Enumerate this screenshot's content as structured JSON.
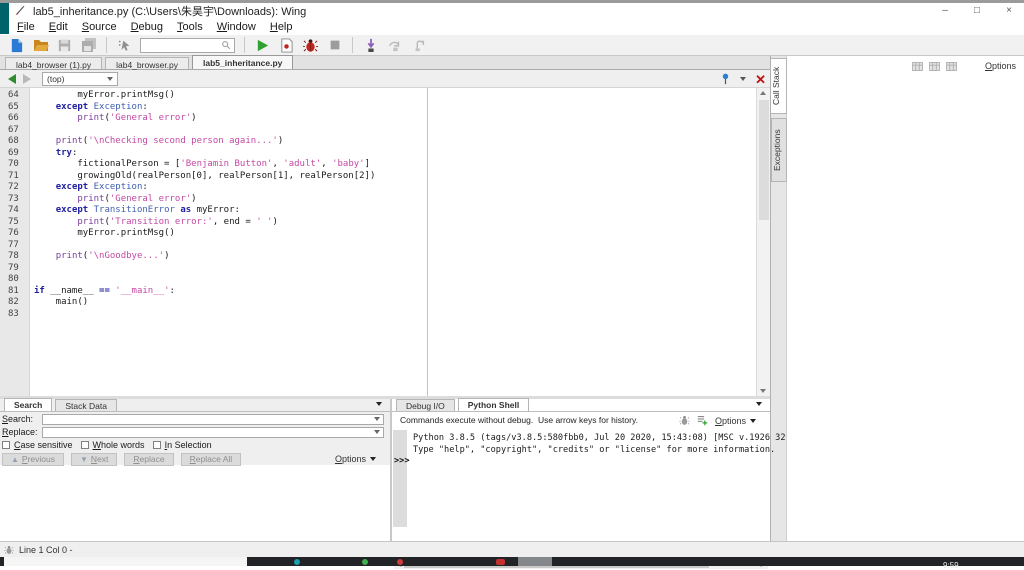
{
  "window": {
    "title": "lab5_inheritance.py (C:\\Users\\朱昊宇\\Downloads): Wing",
    "controls": {
      "minimize": "–",
      "maximize": "□",
      "close": "×"
    }
  },
  "menu": [
    "File",
    "Edit",
    "Source",
    "Debug",
    "Tools",
    "Window",
    "Help"
  ],
  "toolbar": {
    "search_value": ""
  },
  "editor_tabs": [
    {
      "label": "lab4_browser (1).py"
    },
    {
      "label": "lab4_browser.py"
    },
    {
      "label": "lab5_inheritance.py"
    }
  ],
  "nav": {
    "scope": "(top)",
    "close": "✕"
  },
  "editor": {
    "code_lines": [
      {
        "n": 64,
        "t": [
          [
            "p",
            "        myError.printMsg()"
          ]
        ]
      },
      {
        "n": 65,
        "t": [
          [
            "p",
            "    "
          ],
          [
            "k",
            "except"
          ],
          [
            "p",
            " "
          ],
          [
            "c",
            "Exception"
          ],
          [
            "p",
            ":"
          ]
        ]
      },
      {
        "n": 66,
        "t": [
          [
            "p",
            "        "
          ],
          [
            "b",
            "print"
          ],
          [
            "p",
            "("
          ],
          [
            "s",
            "'General error'"
          ],
          [
            "p",
            ")"
          ]
        ]
      },
      {
        "n": 67,
        "t": []
      },
      {
        "n": 68,
        "t": [
          [
            "p",
            "    "
          ],
          [
            "b",
            "print"
          ],
          [
            "p",
            "("
          ],
          [
            "s",
            "'\\nChecking second person again...'"
          ],
          [
            "p",
            ")"
          ]
        ]
      },
      {
        "n": 69,
        "t": [
          [
            "p",
            "    "
          ],
          [
            "k",
            "try"
          ],
          [
            "p",
            ":"
          ]
        ]
      },
      {
        "n": 70,
        "t": [
          [
            "p",
            "        fictionalPerson = ["
          ],
          [
            "s",
            "'Benjamin Button'"
          ],
          [
            "p",
            ", "
          ],
          [
            "s",
            "'adult'"
          ],
          [
            "p",
            ", "
          ],
          [
            "s",
            "'baby'"
          ],
          [
            "p",
            "]"
          ]
        ]
      },
      {
        "n": 71,
        "t": [
          [
            "p",
            "        growingOld(realPerson[0], realPerson[1], realPerson[2])"
          ]
        ]
      },
      {
        "n": 72,
        "t": [
          [
            "p",
            "    "
          ],
          [
            "k",
            "except"
          ],
          [
            "p",
            " "
          ],
          [
            "c",
            "Exception"
          ],
          [
            "p",
            ":"
          ]
        ]
      },
      {
        "n": 73,
        "t": [
          [
            "p",
            "        "
          ],
          [
            "b",
            "print"
          ],
          [
            "p",
            "("
          ],
          [
            "s",
            "'General error'"
          ],
          [
            "p",
            ")"
          ]
        ]
      },
      {
        "n": 74,
        "t": [
          [
            "p",
            "    "
          ],
          [
            "k",
            "except"
          ],
          [
            "p",
            " "
          ],
          [
            "c",
            "TransitionError"
          ],
          [
            "p",
            " "
          ],
          [
            "k",
            "as"
          ],
          [
            "p",
            " myError:"
          ]
        ]
      },
      {
        "n": 75,
        "t": [
          [
            "p",
            "        "
          ],
          [
            "b",
            "print"
          ],
          [
            "p",
            "("
          ],
          [
            "s",
            "'Transition error:'"
          ],
          [
            "p",
            ", end = "
          ],
          [
            "s",
            "' '"
          ],
          [
            "p",
            ")"
          ]
        ]
      },
      {
        "n": 76,
        "t": [
          [
            "p",
            "        myError.printMsg()"
          ]
        ]
      },
      {
        "n": 77,
        "t": []
      },
      {
        "n": 78,
        "t": [
          [
            "p",
            "    "
          ],
          [
            "b",
            "print"
          ],
          [
            "p",
            "("
          ],
          [
            "s",
            "'\\nGoodbye...'"
          ],
          [
            "p",
            ")"
          ]
        ]
      },
      {
        "n": 79,
        "t": []
      },
      {
        "n": 80,
        "t": []
      },
      {
        "n": 81,
        "t": [
          [
            "k",
            "if"
          ],
          [
            "p",
            " __name__ "
          ],
          [
            "k",
            "=="
          ],
          [
            "p",
            " "
          ],
          [
            "s",
            "'__main__'"
          ],
          [
            "p",
            ":"
          ]
        ]
      },
      {
        "n": 82,
        "t": [
          [
            "p",
            "    main()"
          ]
        ]
      },
      {
        "n": 83,
        "t": []
      }
    ],
    "syntax_colors": {
      "keyword": "#2020a0",
      "classname": "#4060b0",
      "builtin": "#7a3e9d",
      "string": "#c348a5"
    }
  },
  "right_panel": {
    "tabs": [
      {
        "label": "Call Stack"
      },
      {
        "label": "Exceptions"
      }
    ],
    "options_label": "Options"
  },
  "search_panel": {
    "tabs": [
      {
        "label": "Search"
      },
      {
        "label": "Stack Data"
      }
    ],
    "search_label": "Search:",
    "replace_label": "Replace:",
    "search_value": "",
    "replace_value": "",
    "checkboxes": [
      "Case sensitive",
      "Whole words",
      "In Selection"
    ],
    "buttons": [
      "Previous",
      "Next",
      "Replace",
      "Replace All"
    ],
    "options_label": "Options"
  },
  "shell_panel": {
    "tabs": [
      {
        "label": "Debug I/O"
      },
      {
        "label": "Python Shell"
      }
    ],
    "hint": "Commands execute without debug.  Use arrow keys for history.",
    "options_label": "Options",
    "output_lines": [
      "Python 3.8.5 (tags/v3.8.5:580fbb0, Jul 20 2020, 15:43:08) [MSC v.1926 32",
      "Type \"help\", \"copyright\", \"credits\" or \"license\" for more information."
    ],
    "prompt": ">>>"
  },
  "status_bar": {
    "text": "Line 1 Col 0 -"
  },
  "taskbar": {
    "clock": "9:59",
    "app_icon_colors": [
      "#1a9fb0",
      "#3faf4f",
      "#d03a3a",
      "#c23030"
    ]
  }
}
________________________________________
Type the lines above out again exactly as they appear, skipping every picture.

Enumerate this screenshot's content as structured JSON.
{
  "window": {
    "title": "lab5_inheritance.py (C:\\Users\\朱昊宇\\Downloads): Wing",
    "controls": {
      "minimize": "–",
      "maximize": "□",
      "close": "×"
    }
  },
  "menu": [
    "File",
    "Edit",
    "Source",
    "Debug",
    "Tools",
    "Window",
    "Help"
  ],
  "toolbar": {
    "search_value": ""
  },
  "editor_tabs": [
    {
      "label": "lab4_browser (1).py"
    },
    {
      "label": "lab4_browser.py"
    },
    {
      "label": "lab5_inheritance.py"
    }
  ],
  "nav": {
    "scope": "(top)",
    "close": "✕"
  },
  "editor": {
    "code_lines": [
      {
        "n": 64,
        "t": [
          [
            "p",
            "        myError.printMsg()"
          ]
        ]
      },
      {
        "n": 65,
        "t": [
          [
            "p",
            "    "
          ],
          [
            "k",
            "except"
          ],
          [
            "p",
            " "
          ],
          [
            "c",
            "Exception"
          ],
          [
            "p",
            ":"
          ]
        ]
      },
      {
        "n": 66,
        "t": [
          [
            "p",
            "        "
          ],
          [
            "b",
            "print"
          ],
          [
            "p",
            "("
          ],
          [
            "s",
            "'General error'"
          ],
          [
            "p",
            ")"
          ]
        ]
      },
      {
        "n": 67,
        "t": []
      },
      {
        "n": 68,
        "t": [
          [
            "p",
            "    "
          ],
          [
            "b",
            "print"
          ],
          [
            "p",
            "("
          ],
          [
            "s",
            "'\\nChecking second person again...'"
          ],
          [
            "p",
            ")"
          ]
        ]
      },
      {
        "n": 69,
        "t": [
          [
            "p",
            "    "
          ],
          [
            "k",
            "try"
          ],
          [
            "p",
            ":"
          ]
        ]
      },
      {
        "n": 70,
        "t": [
          [
            "p",
            "        fictionalPerson = ["
          ],
          [
            "s",
            "'Benjamin Button'"
          ],
          [
            "p",
            ", "
          ],
          [
            "s",
            "'adult'"
          ],
          [
            "p",
            ", "
          ],
          [
            "s",
            "'baby'"
          ],
          [
            "p",
            "]"
          ]
        ]
      },
      {
        "n": 71,
        "t": [
          [
            "p",
            "        growingOld(realPerson[0], realPerson[1], realPerson[2])"
          ]
        ]
      },
      {
        "n": 72,
        "t": [
          [
            "p",
            "    "
          ],
          [
            "k",
            "except"
          ],
          [
            "p",
            " "
          ],
          [
            "c",
            "Exception"
          ],
          [
            "p",
            ":"
          ]
        ]
      },
      {
        "n": 73,
        "t": [
          [
            "p",
            "        "
          ],
          [
            "b",
            "print"
          ],
          [
            "p",
            "("
          ],
          [
            "s",
            "'General error'"
          ],
          [
            "p",
            ")"
          ]
        ]
      },
      {
        "n": 74,
        "t": [
          [
            "p",
            "    "
          ],
          [
            "k",
            "except"
          ],
          [
            "p",
            " "
          ],
          [
            "c",
            "TransitionError"
          ],
          [
            "p",
            " "
          ],
          [
            "k",
            "as"
          ],
          [
            "p",
            " myError:"
          ]
        ]
      },
      {
        "n": 75,
        "t": [
          [
            "p",
            "        "
          ],
          [
            "b",
            "print"
          ],
          [
            "p",
            "("
          ],
          [
            "s",
            "'Transition error:'"
          ],
          [
            "p",
            ", end = "
          ],
          [
            "s",
            "' '"
          ],
          [
            "p",
            ")"
          ]
        ]
      },
      {
        "n": 76,
        "t": [
          [
            "p",
            "        myError.printMsg()"
          ]
        ]
      },
      {
        "n": 77,
        "t": []
      },
      {
        "n": 78,
        "t": [
          [
            "p",
            "    "
          ],
          [
            "b",
            "print"
          ],
          [
            "p",
            "("
          ],
          [
            "s",
            "'\\nGoodbye...'"
          ],
          [
            "p",
            ")"
          ]
        ]
      },
      {
        "n": 79,
        "t": []
      },
      {
        "n": 80,
        "t": []
      },
      {
        "n": 81,
        "t": [
          [
            "k",
            "if"
          ],
          [
            "p",
            " __name__ "
          ],
          [
            "k",
            "=="
          ],
          [
            "p",
            " "
          ],
          [
            "s",
            "'__main__'"
          ],
          [
            "p",
            ":"
          ]
        ]
      },
      {
        "n": 82,
        "t": [
          [
            "p",
            "    main()"
          ]
        ]
      },
      {
        "n": 83,
        "t": []
      }
    ],
    "syntax_colors": {
      "keyword": "#2020a0",
      "classname": "#4060b0",
      "builtin": "#7a3e9d",
      "string": "#c348a5"
    }
  },
  "right_panel": {
    "tabs": [
      {
        "label": "Call Stack"
      },
      {
        "label": "Exceptions"
      }
    ],
    "options_label": "Options"
  },
  "search_panel": {
    "tabs": [
      {
        "label": "Search"
      },
      {
        "label": "Stack Data"
      }
    ],
    "search_label": "Search:",
    "replace_label": "Replace:",
    "search_value": "",
    "replace_value": "",
    "checkboxes": [
      "Case sensitive",
      "Whole words",
      "In Selection"
    ],
    "buttons": [
      "Previous",
      "Next",
      "Replace",
      "Replace All"
    ],
    "options_label": "Options"
  },
  "shell_panel": {
    "tabs": [
      {
        "label": "Debug I/O"
      },
      {
        "label": "Python Shell"
      }
    ],
    "hint": "Commands execute without debug.  Use arrow keys for history.",
    "options_label": "Options",
    "output_lines": [
      "Python 3.8.5 (tags/v3.8.5:580fbb0, Jul 20 2020, 15:43:08) [MSC v.1926 32",
      "Type \"help\", \"copyright\", \"credits\" or \"license\" for more information."
    ],
    "prompt": ">>>"
  },
  "status_bar": {
    "text": "Line 1 Col 0 -"
  },
  "taskbar": {
    "clock": "9:59",
    "app_icon_colors": [
      "#1a9fb0",
      "#3faf4f",
      "#d03a3a",
      "#c23030"
    ]
  }
}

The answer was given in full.